Tuesday, August 9, 2016

Miracles on Maple Hill by Virginia Sorensen

Miracles on Maple Hill by Virginia Sorensen -- Marly's mother used to visit her grandmother on Maple Hill, where there was all the outdoors to play in, and where you might say that miracles happen. Now, Marly's mother has inherited the little house on Maple Hill, and Marly and her family are going to spend some time there -- weekends, and then the summer -- and Marly is hoping for a miracle. Her father came home from the war with deep psychological wounds, and life in their city apartment is not helping him recover. Maybe at Maple Hill, where there is work to be done in the fresh country air, their family can come together and be as they once were. Arriving in the early spring, Marly's family is introduced to the almost magical (but labor-intensive) process of collecting maple sap and converting it into syrup. They learn this, and many other useful things about country life, from their neighbor, Mr. Chris. Are there still miracles on Maple Hill? Marly is about to find out.

I enjoyed this book for a lot of reasons. It's what some people think of as a "typical" Newbery (though there are plenty that break the mold): female protagonist, rich writing and character development, not a lot of plot. I like that sort of story if the writing is truly good enough to draw you in, and it certainly is in this case. However, readers who enjoy a more action-packed narrative might get impatient with this book, which reads like a long, leisurely hike through the woods. I also appreciated the wealth of detail about maple sugaring (a process I have been involved in at my own grandparents' Pennsylvania farm, so I can attest to the accuracy of the description) and all of the nature description. The writing reminded me of Madeleine L'Engle -- perhaps not surprising, since this is a story from a similar era; only five years separate this book and A Wrinkle in Time. (L'Engle usually has a bit more in they way of plot, though, I would say.) I'm not sure how well or poorly this book handles the depiction of Marly's father's PTSD, since I don't have a great deal of knowledge on the subject. I will say, though, that any improvement he saw was not immediate, but was a slow process, aided, perhaps, by peace and work. Judging by the year of the book's publication, I'm guessing that the war her father served in was the Korean War, though I suppose it might have been WWII. My grandfather served in Korea, so that was another personal connection I made with this book. It was just the right book for me, so I would recommend it to readers who like the same sorts of contemplative, character-driven narratives that I enjoy.

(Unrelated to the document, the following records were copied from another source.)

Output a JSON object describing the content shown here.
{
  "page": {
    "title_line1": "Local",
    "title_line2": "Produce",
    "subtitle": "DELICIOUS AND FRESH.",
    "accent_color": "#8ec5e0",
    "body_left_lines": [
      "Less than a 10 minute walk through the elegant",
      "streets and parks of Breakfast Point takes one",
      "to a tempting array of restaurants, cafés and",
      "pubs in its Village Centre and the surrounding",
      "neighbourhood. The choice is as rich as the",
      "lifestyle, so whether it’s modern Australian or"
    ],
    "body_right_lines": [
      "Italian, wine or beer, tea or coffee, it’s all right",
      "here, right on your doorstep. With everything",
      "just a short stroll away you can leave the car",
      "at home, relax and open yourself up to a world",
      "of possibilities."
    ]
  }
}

(Reviewed from a copy borrowed through my library system.)

1 comment:

  1. I do love this one! A few students will pick it up. The Joe and Beth Krush illustrations are great.